* **Problem to work on**
Every record is to be copied unchanged, except that its pictures are removed.

* **Data records for software interfaces**
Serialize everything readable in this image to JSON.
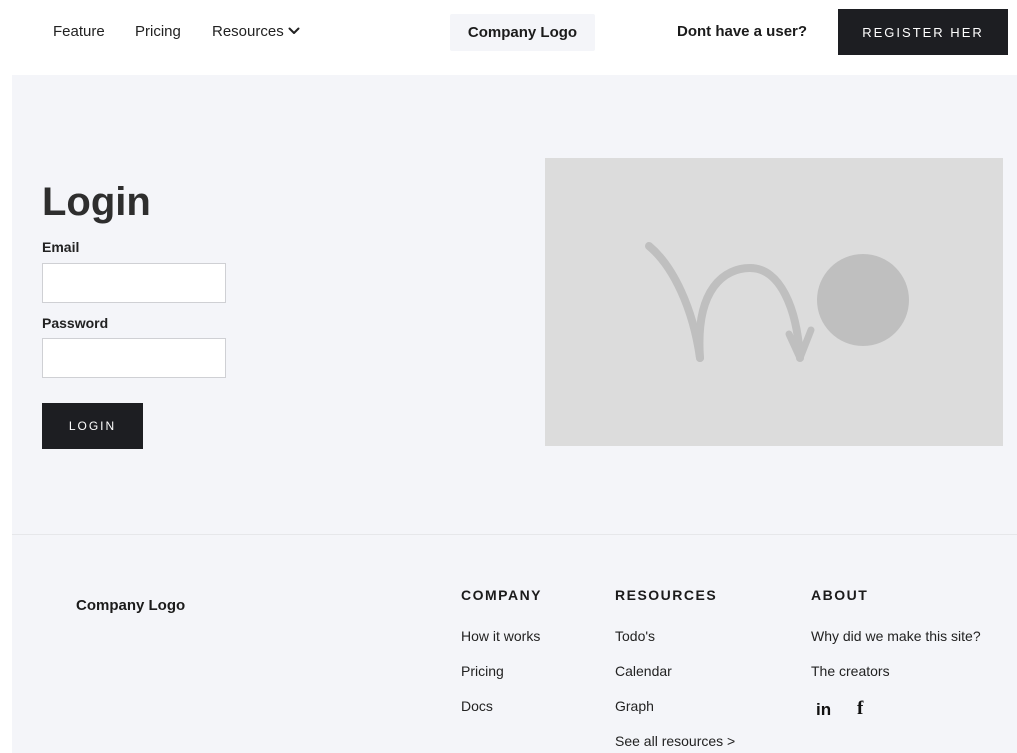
{
  "header": {
    "nav": [
      {
        "label": "Feature"
      },
      {
        "label": "Pricing"
      },
      {
        "label": "Resources"
      }
    ],
    "logo": "Company Logo",
    "no_account_text": "Dont have a user?",
    "register_label": "REGISTER HER"
  },
  "login": {
    "title": "Login",
    "email_label": "Email",
    "email_value": "",
    "password_label": "Password",
    "password_value": "",
    "button_label": "LOGIN"
  },
  "footer": {
    "logo": "Company Logo",
    "columns": [
      {
        "heading": "COMPANY",
        "links": [
          "How it works",
          "Pricing",
          "Docs"
        ]
      },
      {
        "heading": "RESOURCES",
        "links": [
          "Todo's",
          "Calendar",
          "Graph",
          "See all resources >"
        ]
      },
      {
        "heading": "ABOUT",
        "links": [
          "Why did we make this site?",
          "The creators"
        ]
      }
    ],
    "social": {
      "linkedin": "in",
      "facebook": "f"
    }
  },
  "colors": {
    "dark": "#1d1e22",
    "panel": "#f4f5f9",
    "placeholder_image": "#dcdcdc",
    "placeholder_mark": "#bfbfbf"
  },
  "icons": [
    "chevron-down-icon",
    "image-placeholder-icon",
    "linkedin-icon",
    "facebook-icon"
  ]
}
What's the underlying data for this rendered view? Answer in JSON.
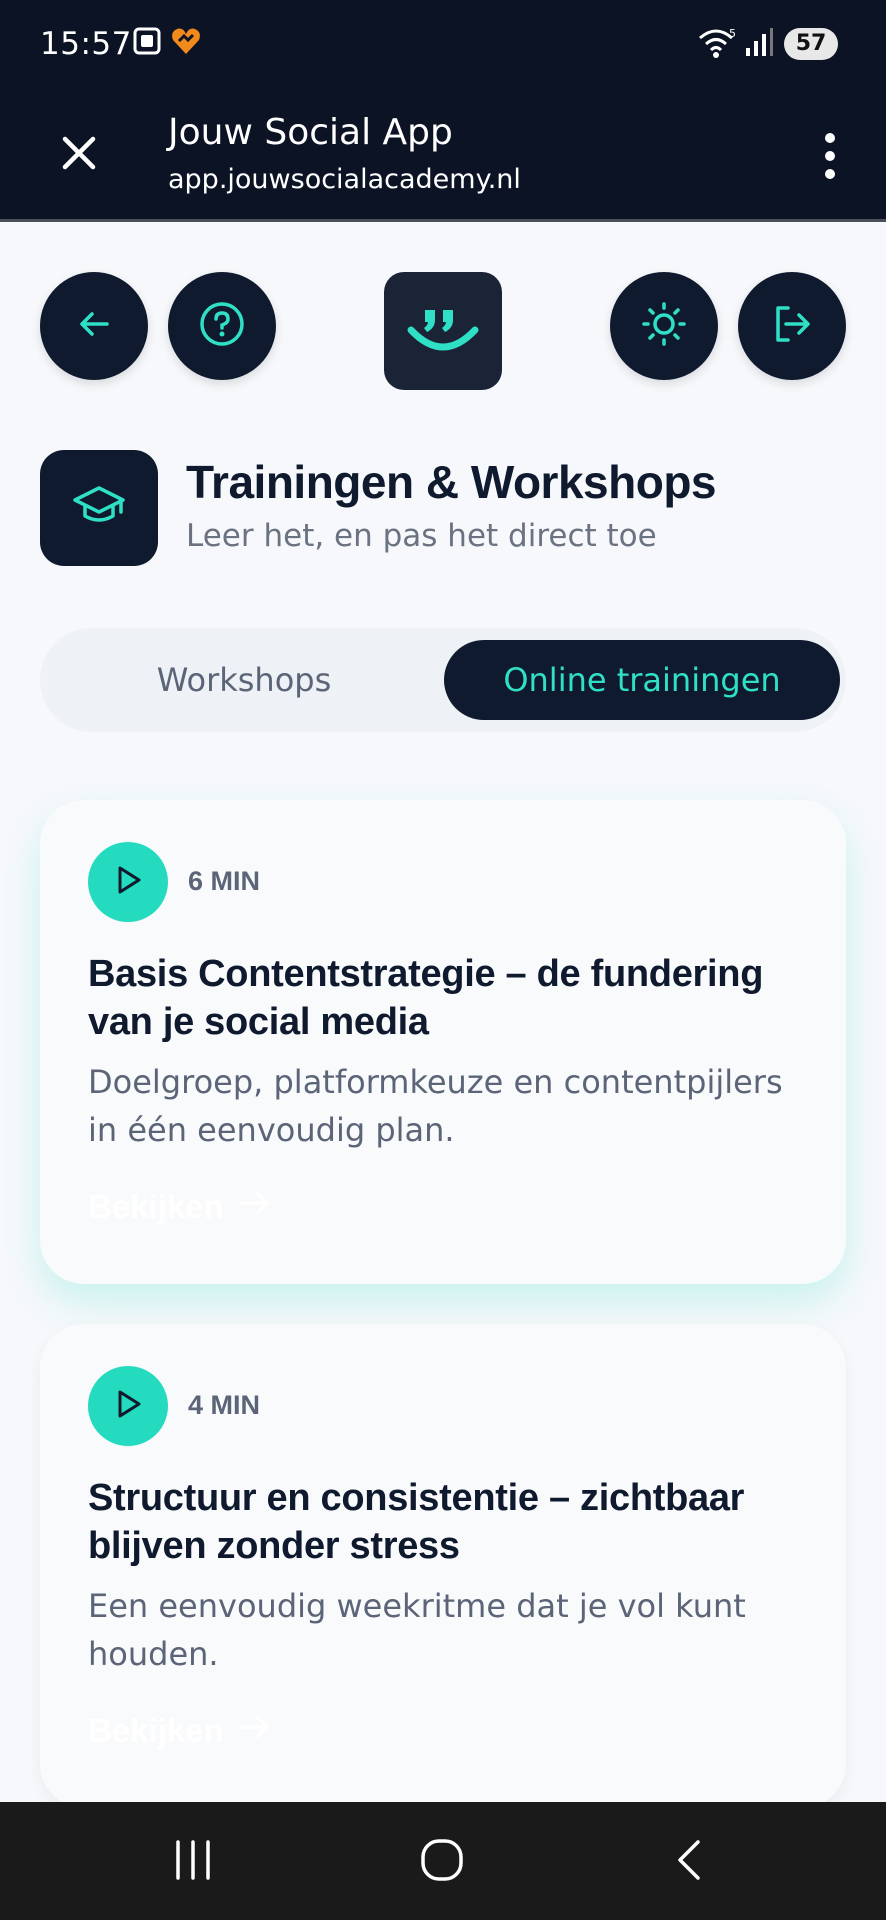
{
  "status_bar": {
    "time": "15:57",
    "battery": "57",
    "icons": [
      "screenshot-icon",
      "heart-icon",
      "wifi-icon",
      "signal-icon"
    ]
  },
  "browser": {
    "title": "Jouw Social App",
    "url": "app.jouwsocialacademy.nl"
  },
  "header": {
    "title": "Trainingen & Workshops",
    "subtitle": "Leer het, en pas het direct toe"
  },
  "tabs": [
    {
      "label": "Workshops",
      "active": false
    },
    {
      "label": "Online trainingen",
      "active": true
    }
  ],
  "trainings": [
    {
      "duration": "6 MIN",
      "title": "Basis Contentstrategie – de fundering van je social media",
      "description": "Doelgroep, platformkeuze en contentpijlers in één eenvoudig plan.",
      "cta": "Bekijken"
    },
    {
      "duration": "4 MIN",
      "title": "Structuur en consistentie – zichtbaar blijven zonder stress",
      "description": "Een eenvoudig weekritme dat je vol kunt houden.",
      "cta": "Bekijken"
    }
  ],
  "colors": {
    "dark": "#0f1a2e",
    "accent": "#2fe0c6",
    "play": "#24dbbf"
  }
}
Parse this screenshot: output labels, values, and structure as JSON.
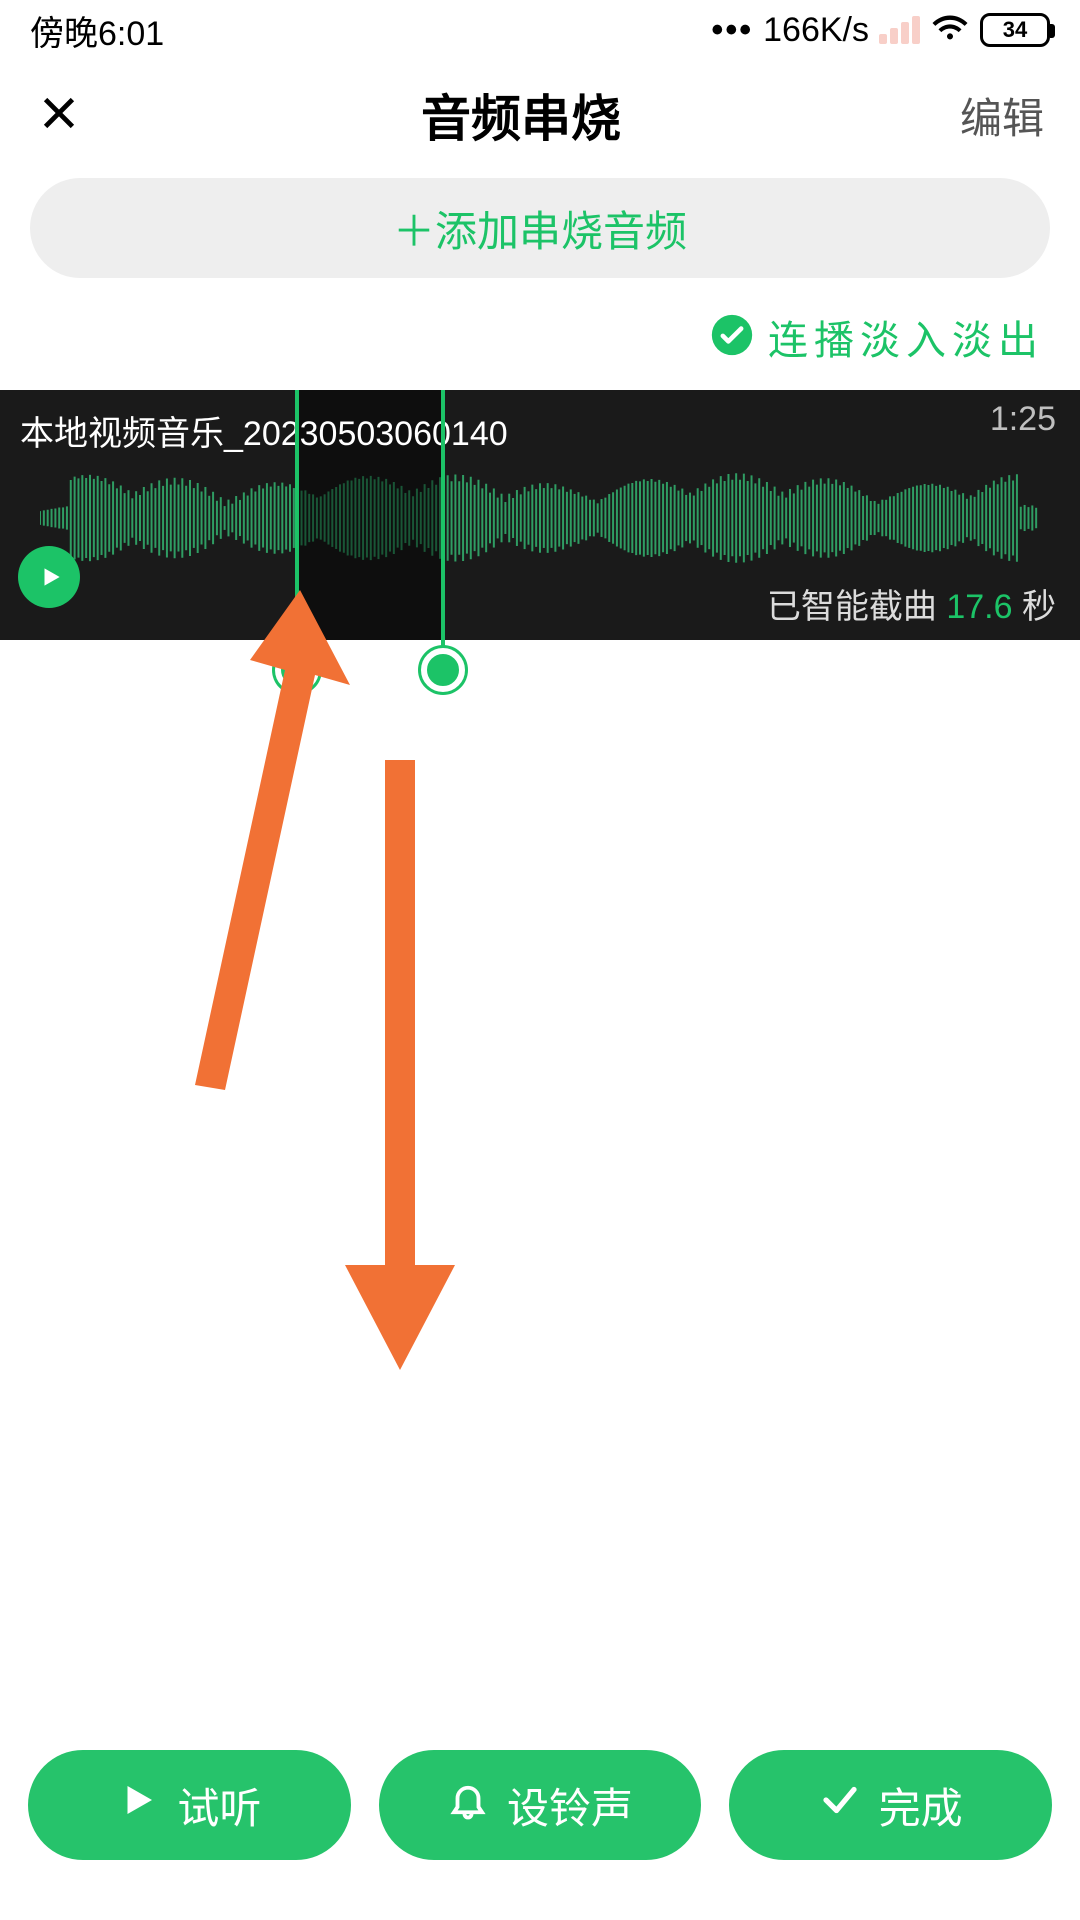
{
  "status": {
    "time": "傍晚6:01",
    "net_speed": "166K/s",
    "battery": "34"
  },
  "header": {
    "title": "音频串烧",
    "edit": "编辑"
  },
  "add_button": "＋添加串烧音频",
  "fade": {
    "label": "连播淡入淡出"
  },
  "track": {
    "name": "本地视频音乐_20230503060140",
    "duration": "1:25",
    "clip_prefix": "已智能截曲 ",
    "clip_seconds": "17.6",
    "clip_unit": " 秒",
    "selection": {
      "start_pct": 27.5,
      "end_pct": 41
    }
  },
  "buttons": {
    "preview": "试听",
    "ringtone": "设铃声",
    "done": "完成"
  },
  "colors": {
    "accent": "#1cc367",
    "arrow": "#f17135"
  }
}
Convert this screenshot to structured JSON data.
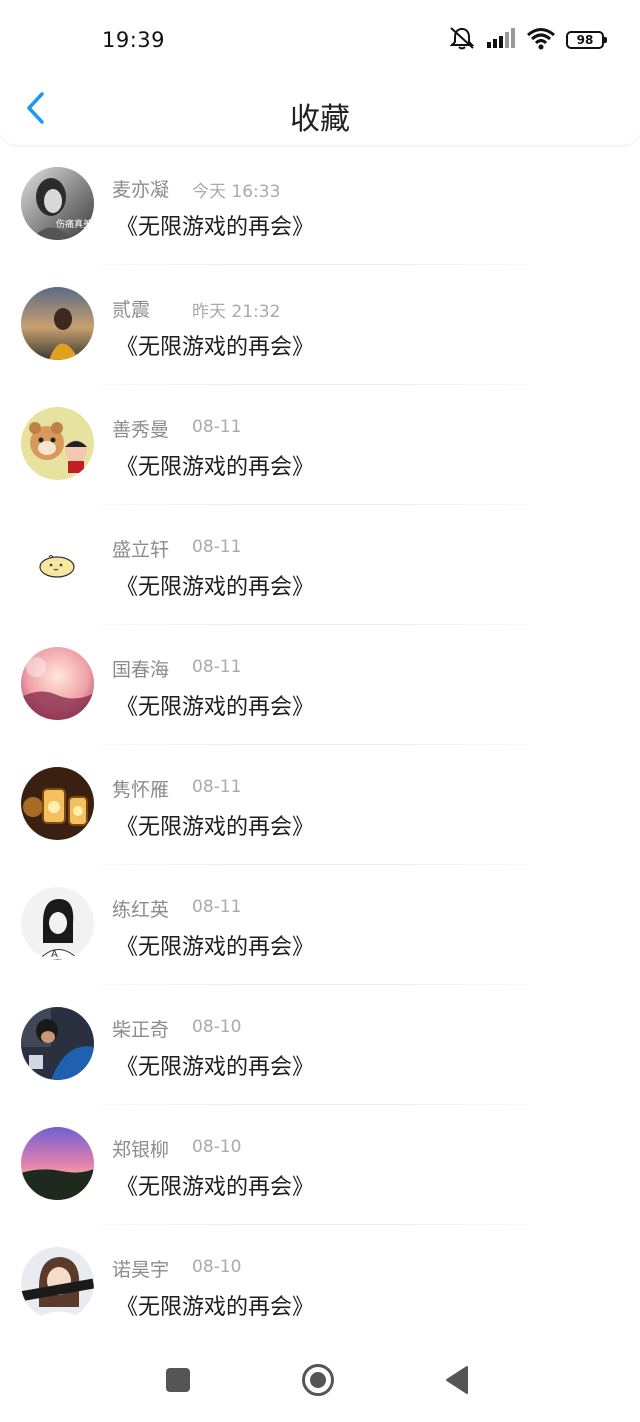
{
  "status_bar": {
    "time": "19:39",
    "icons": [
      "mute-bell-icon",
      "signal-icon",
      "wifi-icon"
    ],
    "battery_level": "98"
  },
  "nav": {
    "back_icon": "chevron-left-icon",
    "title": "收藏",
    "accent_color": "#2196F3"
  },
  "items": [
    {
      "name": "麦亦凝",
      "time": "今天 16:33",
      "title": "《无限游戏的再会》",
      "avatar_icon": "girl-photo-avatar",
      "avatar_text": "伤痛真美"
    },
    {
      "name": "贰震",
      "time": "昨天 21:32",
      "title": "《无限游戏的再会》",
      "avatar_icon": "sunset-girl-avatar"
    },
    {
      "name": "善秀曼",
      "time": "08-11",
      "title": "《无限游戏的再会》",
      "avatar_icon": "cartoon-hamster-avatar"
    },
    {
      "name": "盛立轩",
      "time": "08-11",
      "title": "《无限游戏的再会》",
      "avatar_icon": "cute-doodle-avatar"
    },
    {
      "name": "国春海",
      "time": "08-11",
      "title": "《无限游戏的再会》",
      "avatar_icon": "pink-landscape-avatar"
    },
    {
      "name": "隽怀雁",
      "time": "08-11",
      "title": "《无限游戏的再会》",
      "avatar_icon": "lanterns-avatar"
    },
    {
      "name": "练红英",
      "time": "08-11",
      "title": "《无限游戏的再会》",
      "avatar_icon": "sketch-girl-avatar"
    },
    {
      "name": "柴正奇",
      "time": "08-10",
      "title": "《无限游戏的再会》",
      "avatar_icon": "boy-photo-avatar"
    },
    {
      "name": "郑银柳",
      "time": "08-10",
      "title": "《无限游戏的再会》",
      "avatar_icon": "dusk-sky-avatar"
    },
    {
      "name": "诺昊宇",
      "time": "08-10",
      "title": "《无限游戏的再会》",
      "avatar_icon": "anime-girl-avatar"
    }
  ],
  "system_nav": {
    "recents_icon": "square-icon",
    "home_icon": "circle-home-icon",
    "back_icon": "triangle-back-icon"
  }
}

* **Answer space**
Serialize everything readable in this image to JSON.
{
  "header": {
    "nav": [
      {
        "label": "Feature"
      },
      {
        "label": "Pricing"
      },
      {
        "label": "Resources"
      }
    ],
    "logo": "Company Logo",
    "no_account_text": "Dont have a user?",
    "register_label": "REGISTER HER"
  },
  "login": {
    "title": "Login",
    "email_label": "Email",
    "email_value": "",
    "password_label": "Password",
    "password_value": "",
    "button_label": "LOGIN"
  },
  "footer": {
    "logo": "Company Logo",
    "columns": [
      {
        "heading": "COMPANY",
        "links": [
          "How it works",
          "Pricing",
          "Docs"
        ]
      },
      {
        "heading": "RESOURCES",
        "links": [
          "Todo's",
          "Calendar",
          "Graph",
          "See all resources >"
        ]
      },
      {
        "heading": "ABOUT",
        "links": [
          "Why did we make this site?",
          "The creators"
        ]
      }
    ],
    "social": {
      "linkedin": "in",
      "facebook": "f"
    }
  },
  "colors": {
    "dark": "#1d1e22",
    "panel": "#f4f5f9",
    "placeholder_image": "#dcdcdc",
    "placeholder_mark": "#bfbfbf"
  },
  "icons": [
    "chevron-down-icon",
    "image-placeholder-icon",
    "linkedin-icon",
    "facebook-icon"
  ]
}
What's the underlying data for this rendered view? Answer in JSON.
{
  "status_bar": {
    "time": "15:57",
    "battery": "57",
    "icons": [
      "screenshot-icon",
      "heart-icon",
      "wifi-icon",
      "signal-icon"
    ]
  },
  "browser": {
    "title": "Jouw Social App",
    "url": "app.jouwsocialacademy.nl"
  },
  "header": {
    "title": "Trainingen & Workshops",
    "subtitle": "Leer het, en pas het direct toe"
  },
  "tabs": [
    {
      "label": "Workshops",
      "active": false
    },
    {
      "label": "Online trainingen",
      "active": true
    }
  ],
  "trainings": [
    {
      "duration": "6 MIN",
      "title": "Basis Contentstrategie – de fundering van je social media",
      "description": "Doelgroep, platformkeuze en contentpijlers in één eenvoudig plan.",
      "cta": "Bekijken"
    },
    {
      "duration": "4 MIN",
      "title": "Structuur en consistentie – zichtbaar blijven zonder stress",
      "description": "Een eenvoudig weekritme dat je vol kunt houden.",
      "cta": "Bekijken"
    }
  ],
  "colors": {
    "dark": "#0f1a2e",
    "accent": "#2fe0c6",
    "play": "#24dbbf"
  }
}
Parse this screenshot: output labels, values, and structure as JSON.
{
  "status": {
    "time": "傍晚6:01",
    "net_speed": "166K/s",
    "battery": "34"
  },
  "header": {
    "title": "音频串烧",
    "edit": "编辑"
  },
  "add_button": "＋添加串烧音频",
  "fade": {
    "label": "连播淡入淡出"
  },
  "track": {
    "name": "本地视频音乐_20230503060140",
    "duration": "1:25",
    "clip_prefix": "已智能截曲 ",
    "clip_seconds": "17.6",
    "clip_unit": " 秒",
    "selection": {
      "start_pct": 27.5,
      "end_pct": 41
    }
  },
  "buttons": {
    "preview": "试听",
    "ringtone": "设铃声",
    "done": "完成"
  },
  "colors": {
    "accent": "#1cc367",
    "arrow": "#f17135"
  }
}
Convert this screenshot to structured JSON data.
{
  "status_bar": {
    "time": "19:39",
    "icons": [
      "mute-bell-icon",
      "signal-icon",
      "wifi-icon"
    ],
    "battery_level": "98"
  },
  "nav": {
    "back_icon": "chevron-left-icon",
    "title": "收藏",
    "accent_color": "#2196F3"
  },
  "items": [
    {
      "name": "麦亦凝",
      "time": "今天 16:33",
      "title": "《无限游戏的再会》",
      "avatar_icon": "girl-photo-avatar",
      "avatar_text": "伤痛真美"
    },
    {
      "name": "贰震",
      "time": "昨天 21:32",
      "title": "《无限游戏的再会》",
      "avatar_icon": "sunset-girl-avatar"
    },
    {
      "name": "善秀曼",
      "time": "08-11",
      "title": "《无限游戏的再会》",
      "avatar_icon": "cartoon-hamster-avatar"
    },
    {
      "name": "盛立轩",
      "time": "08-11",
      "title": "《无限游戏的再会》",
      "avatar_icon": "cute-doodle-avatar"
    },
    {
      "name": "国春海",
      "time": "08-11",
      "title": "《无限游戏的再会》",
      "avatar_icon": "pink-landscape-avatar"
    },
    {
      "name": "隽怀雁",
      "time": "08-11",
      "title": "《无限游戏的再会》",
      "avatar_icon": "lanterns-avatar"
    },
    {
      "name": "练红英",
      "time": "08-11",
      "title": "《无限游戏的再会》",
      "avatar_icon": "sketch-girl-avatar"
    },
    {
      "name": "柴正奇",
      "time": "08-10",
      "title": "《无限游戏的再会》",
      "avatar_icon": "boy-photo-avatar"
    },
    {
      "name": "郑银柳",
      "time": "08-10",
      "title": "《无限游戏的再会》",
      "avatar_icon": "dusk-sky-avatar"
    },
    {
      "name": "诺昊宇",
      "time": "08-10",
      "title": "《无限游戏的再会》",
      "avatar_icon": "anime-girl-avatar"
    }
  ],
  "system_nav": {
    "recents_icon": "square-icon",
    "home_icon": "circle-home-icon",
    "back_icon": "triangle-back-icon"
  }
}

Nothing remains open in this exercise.